## Task
Restate all of the data precisely, omitting nothing.

(Web page and app entries)
BEGIN

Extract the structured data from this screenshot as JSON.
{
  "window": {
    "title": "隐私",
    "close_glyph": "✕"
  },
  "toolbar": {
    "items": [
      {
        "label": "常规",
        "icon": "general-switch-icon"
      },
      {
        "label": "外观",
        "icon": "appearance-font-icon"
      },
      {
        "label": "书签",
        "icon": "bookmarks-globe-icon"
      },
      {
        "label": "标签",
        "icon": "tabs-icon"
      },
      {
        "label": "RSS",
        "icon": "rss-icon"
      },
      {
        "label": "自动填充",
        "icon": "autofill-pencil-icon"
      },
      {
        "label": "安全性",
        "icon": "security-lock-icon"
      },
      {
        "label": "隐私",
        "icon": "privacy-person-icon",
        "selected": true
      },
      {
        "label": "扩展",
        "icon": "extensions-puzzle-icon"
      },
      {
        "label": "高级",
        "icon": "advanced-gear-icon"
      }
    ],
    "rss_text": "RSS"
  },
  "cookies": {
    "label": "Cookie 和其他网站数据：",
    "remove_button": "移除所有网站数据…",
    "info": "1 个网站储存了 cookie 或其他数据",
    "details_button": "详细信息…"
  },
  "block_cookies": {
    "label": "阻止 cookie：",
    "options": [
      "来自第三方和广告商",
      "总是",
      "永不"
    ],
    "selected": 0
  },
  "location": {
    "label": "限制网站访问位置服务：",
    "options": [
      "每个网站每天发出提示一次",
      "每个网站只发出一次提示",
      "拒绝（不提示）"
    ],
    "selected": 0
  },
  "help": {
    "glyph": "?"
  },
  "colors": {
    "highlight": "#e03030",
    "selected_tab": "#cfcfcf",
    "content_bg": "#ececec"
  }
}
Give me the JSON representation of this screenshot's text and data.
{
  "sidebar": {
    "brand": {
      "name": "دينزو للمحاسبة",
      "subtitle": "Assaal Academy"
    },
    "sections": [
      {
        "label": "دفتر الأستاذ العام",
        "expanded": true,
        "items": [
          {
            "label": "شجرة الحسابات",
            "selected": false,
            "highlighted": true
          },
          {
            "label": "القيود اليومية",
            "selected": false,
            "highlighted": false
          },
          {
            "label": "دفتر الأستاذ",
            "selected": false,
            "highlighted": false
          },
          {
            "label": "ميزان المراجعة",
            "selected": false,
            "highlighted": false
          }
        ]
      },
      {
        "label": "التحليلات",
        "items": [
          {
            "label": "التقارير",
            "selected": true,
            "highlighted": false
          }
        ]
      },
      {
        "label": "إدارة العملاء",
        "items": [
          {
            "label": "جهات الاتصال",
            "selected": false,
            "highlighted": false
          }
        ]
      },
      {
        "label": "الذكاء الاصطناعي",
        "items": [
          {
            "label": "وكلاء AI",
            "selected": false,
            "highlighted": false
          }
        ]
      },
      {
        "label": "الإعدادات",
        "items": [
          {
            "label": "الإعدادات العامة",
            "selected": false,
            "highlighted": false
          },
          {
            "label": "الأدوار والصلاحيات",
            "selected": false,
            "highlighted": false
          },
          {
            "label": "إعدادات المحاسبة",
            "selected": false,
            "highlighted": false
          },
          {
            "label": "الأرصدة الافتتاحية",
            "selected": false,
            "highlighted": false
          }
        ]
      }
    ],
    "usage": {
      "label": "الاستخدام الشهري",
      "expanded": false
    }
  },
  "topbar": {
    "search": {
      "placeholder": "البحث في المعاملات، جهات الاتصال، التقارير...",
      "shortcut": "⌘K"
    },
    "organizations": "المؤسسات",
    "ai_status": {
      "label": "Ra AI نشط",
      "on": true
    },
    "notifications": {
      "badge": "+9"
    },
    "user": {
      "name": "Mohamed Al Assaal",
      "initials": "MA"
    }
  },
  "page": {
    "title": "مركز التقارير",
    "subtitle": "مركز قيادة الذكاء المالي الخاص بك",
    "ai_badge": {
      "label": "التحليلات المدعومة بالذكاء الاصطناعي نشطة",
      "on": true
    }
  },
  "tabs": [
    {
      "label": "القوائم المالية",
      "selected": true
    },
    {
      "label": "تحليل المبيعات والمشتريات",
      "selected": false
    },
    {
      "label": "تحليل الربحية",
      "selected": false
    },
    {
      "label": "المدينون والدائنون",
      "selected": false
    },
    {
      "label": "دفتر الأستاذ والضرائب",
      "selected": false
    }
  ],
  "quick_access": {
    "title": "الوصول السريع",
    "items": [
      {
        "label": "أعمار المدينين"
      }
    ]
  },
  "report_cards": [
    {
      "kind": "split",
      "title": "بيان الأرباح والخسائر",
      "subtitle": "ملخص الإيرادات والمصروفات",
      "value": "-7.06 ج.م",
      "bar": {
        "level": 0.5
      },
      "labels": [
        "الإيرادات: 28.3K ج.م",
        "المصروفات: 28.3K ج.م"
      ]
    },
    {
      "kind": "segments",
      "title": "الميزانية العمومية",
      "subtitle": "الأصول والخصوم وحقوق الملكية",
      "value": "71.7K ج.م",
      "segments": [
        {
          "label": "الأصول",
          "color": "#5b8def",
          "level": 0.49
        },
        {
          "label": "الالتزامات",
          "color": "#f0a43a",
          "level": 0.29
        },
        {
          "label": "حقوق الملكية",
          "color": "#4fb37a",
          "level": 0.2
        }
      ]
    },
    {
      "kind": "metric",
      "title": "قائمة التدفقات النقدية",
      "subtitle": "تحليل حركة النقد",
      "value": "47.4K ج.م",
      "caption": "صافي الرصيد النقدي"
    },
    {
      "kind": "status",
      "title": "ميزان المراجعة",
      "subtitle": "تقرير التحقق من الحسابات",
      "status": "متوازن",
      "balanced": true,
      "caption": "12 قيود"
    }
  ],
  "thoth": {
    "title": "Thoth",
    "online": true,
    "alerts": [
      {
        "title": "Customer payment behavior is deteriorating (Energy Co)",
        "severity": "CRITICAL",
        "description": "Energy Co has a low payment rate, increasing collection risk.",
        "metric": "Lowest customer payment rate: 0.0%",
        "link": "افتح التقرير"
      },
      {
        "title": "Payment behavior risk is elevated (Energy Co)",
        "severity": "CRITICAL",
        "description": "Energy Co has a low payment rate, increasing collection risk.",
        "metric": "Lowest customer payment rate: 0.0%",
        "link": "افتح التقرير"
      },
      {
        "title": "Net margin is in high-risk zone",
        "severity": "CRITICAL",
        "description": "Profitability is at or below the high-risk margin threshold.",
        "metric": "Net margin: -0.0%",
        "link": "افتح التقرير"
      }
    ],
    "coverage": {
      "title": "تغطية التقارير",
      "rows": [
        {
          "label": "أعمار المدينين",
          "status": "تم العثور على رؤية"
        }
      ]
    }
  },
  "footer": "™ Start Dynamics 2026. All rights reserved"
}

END

## Solution for this exercise
Extract the structured data from this screenshot as JSON.
{
  "window": {
    "title": "隐私",
    "close_glyph": "✕"
  },
  "toolbar": {
    "items": [
      {
        "label": "常规",
        "icon": "general-switch-icon"
      },
      {
        "label": "外观",
        "icon": "appearance-font-icon"
      },
      {
        "label": "书签",
        "icon": "bookmarks-globe-icon"
      },
      {
        "label": "标签",
        "icon": "tabs-icon"
      },
      {
        "label": "RSS",
        "icon": "rss-icon"
      },
      {
        "label": "自动填充",
        "icon": "autofill-pencil-icon"
      },
      {
        "label": "安全性",
        "icon": "security-lock-icon"
      },
      {
        "label": "隐私",
        "icon": "privacy-person-icon",
        "selected": true
      },
      {
        "label": "扩展",
        "icon": "extensions-puzzle-icon"
      },
      {
        "label": "高级",
        "icon": "advanced-gear-icon"
      }
    ],
    "rss_text": "RSS"
  },
  "cookies": {
    "label": "Cookie 和其他网站数据：",
    "remove_button": "移除所有网站数据…",
    "info": "1 个网站储存了 cookie 或其他数据",
    "details_button": "详细信息…"
  },
  "block_cookies": {
    "label": "阻止 cookie：",
    "options": [
      "来自第三方和广告商",
      "总是",
      "永不"
    ],
    "selected": 0
  },
  "location": {
    "label": "限制网站访问位置服务：",
    "options": [
      "每个网站每天发出提示一次",
      "每个网站只发出一次提示",
      "拒绝（不提示）"
    ],
    "selected": 0
  },
  "help": {
    "glyph": "?"
  },
  "colors": {
    "highlight": "#e03030",
    "selected_tab": "#cfcfcf",
    "content_bg": "#ececec"
  }
}
Give me the JSON representation of this screenshot's text and data.
{
  "sidebar": {
    "brand": {
      "name": "دينزو للمحاسبة",
      "subtitle": "Assaal Academy"
    },
    "sections": [
      {
        "label": "دفتر الأستاذ العام",
        "expanded": true,
        "items": [
          {
            "label": "شجرة الحسابات",
            "selected": false,
            "highlighted": true
          },
          {
            "label": "القيود اليومية",
            "selected": false,
            "highlighted": false
          },
          {
            "label": "دفتر الأستاذ",
            "selected": false,
            "highlighted": false
          },
          {
            "label": "ميزان المراجعة",
            "selected": false,
            "highlighted": false
          }
        ]
      },
      {
        "label": "التحليلات",
        "items": [
          {
            "label": "التقارير",
            "selected": true,
            "highlighted": false
          }
        ]
      },
      {
        "label": "إدارة العملاء",
        "items": [
          {
            "label": "جهات الاتصال",
            "selected": false,
            "highlighted": false
          }
        ]
      },
      {
        "label": "الذكاء الاصطناعي",
        "items": [
          {
            "label": "وكلاء AI",
            "selected": false,
            "highlighted": false
          }
        ]
      },
      {
        "label": "الإعدادات",
        "items": [
          {
            "label": "الإعدادات العامة",
            "selected": false,
            "highlighted": false
          },
          {
            "label": "الأدوار والصلاحيات",
            "selected": false,
            "highlighted": false
          },
          {
            "label": "إعدادات المحاسبة",
            "selected": false,
            "highlighted": false
          },
          {
            "label": "الأرصدة الافتتاحية",
            "selected": false,
            "highlighted": false
          }
        ]
      }
    ],
    "usage": {
      "label": "الاستخدام الشهري",
      "expanded": false
    }
  },
  "topbar": {
    "search": {
      "placeholder": "البحث في المعاملات، جهات الاتصال، التقارير...",
      "shortcut": "⌘K"
    },
    "organizations": "المؤسسات",
    "ai_status": {
      "label": "Ra AI نشط",
      "on": true
    },
    "notifications": {
      "badge": "+9"
    },
    "user": {
      "name": "Mohamed Al Assaal",
      "initials": "MA"
    }
  },
  "page": {
    "title": "مركز التقارير",
    "subtitle": "مركز قيادة الذكاء المالي الخاص بك",
    "ai_badge": {
      "label": "التحليلات المدعومة بالذكاء الاصطناعي نشطة",
      "on": true
    }
  },
  "tabs": [
    {
      "label": "القوائم المالية",
      "selected": true
    },
    {
      "label": "تحليل المبيعات والمشتريات",
      "selected": false
    },
    {
      "label": "تحليل الربحية",
      "selected": false
    },
    {
      "label": "المدينون والدائنون",
      "selected": false
    },
    {
      "label": "دفتر الأستاذ والضرائب",
      "selected": false
    }
  ],
  "quick_access": {
    "title": "الوصول السريع",
    "items": [
      {
        "label": "أعمار المدينين"
      }
    ]
  },
  "report_cards": [
    {
      "kind": "split",
      "title": "بيان الأرباح والخسائر",
      "subtitle": "ملخص الإيرادات والمصروفات",
      "value": "-7.06 ج.م",
      "bar": {
        "level": 0.5
      },
      "labels": [
        "الإيرادات: 28.3K ج.م",
        "المصروفات: 28.3K ج.م"
      ]
    },
    {
      "kind": "segments",
      "title": "الميزانية العمومية",
      "subtitle": "الأصول والخصوم وحقوق الملكية",
      "value": "71.7K ج.م",
      "segments": [
        {
          "label": "الأصول",
          "color": "#5b8def",
          "level": 0.49
        },
        {
          "label": "الالتزامات",
          "color": "#f0a43a",
          "level": 0.29
        },
        {
          "label": "حقوق الملكية",
          "color": "#4fb37a",
          "level": 0.2
        }
      ]
    },
    {
      "kind": "metric",
      "title": "قائمة التدفقات النقدية",
      "subtitle": "تحليل حركة النقد",
      "value": "47.4K ج.م",
      "caption": "صافي الرصيد النقدي"
    },
    {
      "kind": "status",
      "title": "ميزان المراجعة",
      "subtitle": "تقرير التحقق من الحسابات",
      "status": "متوازن",
      "balanced": true,
      "caption": "12 قيود"
    }
  ],
  "thoth": {
    "title": "Thoth",
    "online": true,
    "alerts": [
      {
        "title": "Customer payment behavior is deteriorating (Energy Co)",
        "severity": "CRITICAL",
        "description": "Energy Co has a low payment rate, increasing collection risk.",
        "metric": "Lowest customer payment rate: 0.0%",
        "link": "افتح التقرير"
      },
      {
        "title": "Payment behavior risk is elevated (Energy Co)",
        "severity": "CRITICAL",
        "description": "Energy Co has a low payment rate, increasing collection risk.",
        "metric": "Lowest customer payment rate: 0.0%",
        "link": "افتح التقرير"
      },
      {
        "title": "Net margin is in high-risk zone",
        "severity": "CRITICAL",
        "description": "Profitability is at or below the high-risk margin threshold.",
        "metric": "Net margin: -0.0%",
        "link": "افتح التقرير"
      }
    ],
    "coverage": {
      "title": "تغطية التقارير",
      "rows": [
        {
          "label": "أعمار المدينين",
          "status": "تم العثور على رؤية"
        }
      ]
    }
  },
  "footer": "™ Start Dynamics 2026. All rights reserved"
}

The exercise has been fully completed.